You should be able to find guidance. For example Scottish Guidance, UK Guidance
In the UK, I believe regulations specify maximum U-values
U-values are measured in watts per square metre per degree Kelvin (W/m²K).
So for example, if we consider a double glazed window with a U-value of 2.8, for every degree difference in temperature between the inside and outside of the window, 2.8 watts will be transmitted every square meter.
A range of possible U-values are indicated below for the purposes of comparison:
Solid brick wall 2.0
Cavity wall with no insulation 1.5
Insulated wall 0.3
Insulated roof 0.2
Single glazing 4.8
Double glazing 2.8
Low e double glazing 2
Triple glazing 1.5

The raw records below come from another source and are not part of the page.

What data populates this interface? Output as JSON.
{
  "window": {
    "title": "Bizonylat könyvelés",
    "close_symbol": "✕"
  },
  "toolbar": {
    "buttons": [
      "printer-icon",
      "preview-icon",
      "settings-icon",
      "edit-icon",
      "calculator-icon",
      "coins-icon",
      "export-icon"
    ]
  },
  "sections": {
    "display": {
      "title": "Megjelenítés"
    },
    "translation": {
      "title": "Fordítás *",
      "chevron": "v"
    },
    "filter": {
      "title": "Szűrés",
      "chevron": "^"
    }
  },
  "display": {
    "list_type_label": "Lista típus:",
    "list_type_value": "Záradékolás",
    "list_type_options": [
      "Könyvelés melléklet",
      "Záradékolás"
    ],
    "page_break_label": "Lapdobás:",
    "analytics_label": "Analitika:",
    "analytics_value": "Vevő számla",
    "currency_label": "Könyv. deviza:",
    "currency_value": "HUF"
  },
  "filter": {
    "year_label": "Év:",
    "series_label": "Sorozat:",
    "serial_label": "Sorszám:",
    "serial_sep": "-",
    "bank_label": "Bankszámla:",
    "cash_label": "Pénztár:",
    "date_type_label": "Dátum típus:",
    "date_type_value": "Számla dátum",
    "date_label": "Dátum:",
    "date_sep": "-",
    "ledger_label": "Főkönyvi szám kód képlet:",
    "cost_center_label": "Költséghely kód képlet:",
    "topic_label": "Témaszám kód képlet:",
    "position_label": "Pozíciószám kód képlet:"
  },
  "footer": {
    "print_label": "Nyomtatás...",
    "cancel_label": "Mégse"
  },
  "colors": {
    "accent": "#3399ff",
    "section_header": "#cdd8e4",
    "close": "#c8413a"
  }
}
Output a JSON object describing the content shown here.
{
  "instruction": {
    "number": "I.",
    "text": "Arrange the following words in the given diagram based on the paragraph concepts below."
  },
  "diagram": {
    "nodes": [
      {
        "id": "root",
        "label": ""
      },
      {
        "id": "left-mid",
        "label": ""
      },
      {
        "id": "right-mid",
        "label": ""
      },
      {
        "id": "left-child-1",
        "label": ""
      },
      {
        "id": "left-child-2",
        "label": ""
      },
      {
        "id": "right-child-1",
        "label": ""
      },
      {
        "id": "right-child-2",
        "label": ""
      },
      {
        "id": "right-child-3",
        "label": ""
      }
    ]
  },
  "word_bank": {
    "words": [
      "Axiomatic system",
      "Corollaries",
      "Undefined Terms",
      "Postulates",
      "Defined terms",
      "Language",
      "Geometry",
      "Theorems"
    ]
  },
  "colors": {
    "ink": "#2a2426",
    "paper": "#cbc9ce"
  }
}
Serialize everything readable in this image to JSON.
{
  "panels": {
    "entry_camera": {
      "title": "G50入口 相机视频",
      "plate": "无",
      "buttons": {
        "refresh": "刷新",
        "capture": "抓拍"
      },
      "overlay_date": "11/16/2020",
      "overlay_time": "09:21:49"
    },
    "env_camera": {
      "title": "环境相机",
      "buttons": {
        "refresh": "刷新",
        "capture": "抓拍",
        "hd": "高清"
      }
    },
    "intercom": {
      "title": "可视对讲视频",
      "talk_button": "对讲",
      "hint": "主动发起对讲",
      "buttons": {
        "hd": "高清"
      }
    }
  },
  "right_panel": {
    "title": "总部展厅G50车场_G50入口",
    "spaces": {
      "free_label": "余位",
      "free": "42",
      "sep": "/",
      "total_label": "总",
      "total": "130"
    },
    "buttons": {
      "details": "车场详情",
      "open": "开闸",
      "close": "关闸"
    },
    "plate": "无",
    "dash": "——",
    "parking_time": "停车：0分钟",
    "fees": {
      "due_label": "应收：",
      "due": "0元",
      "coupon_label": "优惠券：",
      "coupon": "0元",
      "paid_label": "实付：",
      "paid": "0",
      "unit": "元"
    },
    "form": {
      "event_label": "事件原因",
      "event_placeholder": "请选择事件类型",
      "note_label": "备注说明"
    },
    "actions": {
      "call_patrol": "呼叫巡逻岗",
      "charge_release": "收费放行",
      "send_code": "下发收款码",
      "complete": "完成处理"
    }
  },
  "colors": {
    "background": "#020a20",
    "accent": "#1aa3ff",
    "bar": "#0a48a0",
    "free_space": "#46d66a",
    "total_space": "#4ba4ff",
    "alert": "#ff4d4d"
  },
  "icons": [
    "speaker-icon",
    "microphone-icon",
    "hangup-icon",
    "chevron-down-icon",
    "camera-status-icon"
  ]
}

Part L of the Building Regulations (Conservation of fuel and power) now prevents certain forms of construction by setting limiting standards (ie maximum U-values) for building elements.
More detailed advice on construction suggests various combinations of materials to meet U-value regulations.
So, if regulations in France were comparable to those in the UK you might need evidence that your constructed wall will have a U-value less than 0.28 W/m²K and that the overall building's U-values still meet regulations.
In France, I imagine your best bet is to find similar French specifications or EU specifications.
Some notes about U-values, R-Values etc
I have a small "Architects Pocket Book" ISBN 978-0-7506-8617-4 which contains all sorts of strange and wonderful information, including the following:
Thermal Conductivity (K Value)
The heat (W) transmitted through unit area (m²) of a material of unit thickness (m) for unit temperature difference (K) between inside and outside environments, expressed as W/mK
Thermal resistivity (R-value)
The reciprocal of thermal conductivity. i.e. mK/W. It measures how well a material resists the flow of heat by conduction.
Thermal resistance (R-value)
This measures how well a particular thickness of material resists the passage of heat by conduction, calculated from the R-value in units of m²K/W
Thermal transmittance (U-value)
The reciprocal of thermal resistance. i.e. W/m²K. This measures the amount of heat transmitted per unit area of a particular thickness per unit temperature difference between inside and outside environments.
U = 1 / (Rsi + Rso +Ra + R1 + R2 + R3 ... )
- Rsi = thermal resistance of internal surface.
- Rso = thermal resistance of external surface.
- Ra = thermal resistance of air spaces within construction.
- R1 = thermal resistance of successive components.
Note that for wood frame construction I understand you have to average the U-values for the parts whose cross-section is all wood (where the wooden structural members are) and parts which contain voids or insulation-filled spaces. I assume this has to be an appropriately weighted average (by area of each type of cross-section).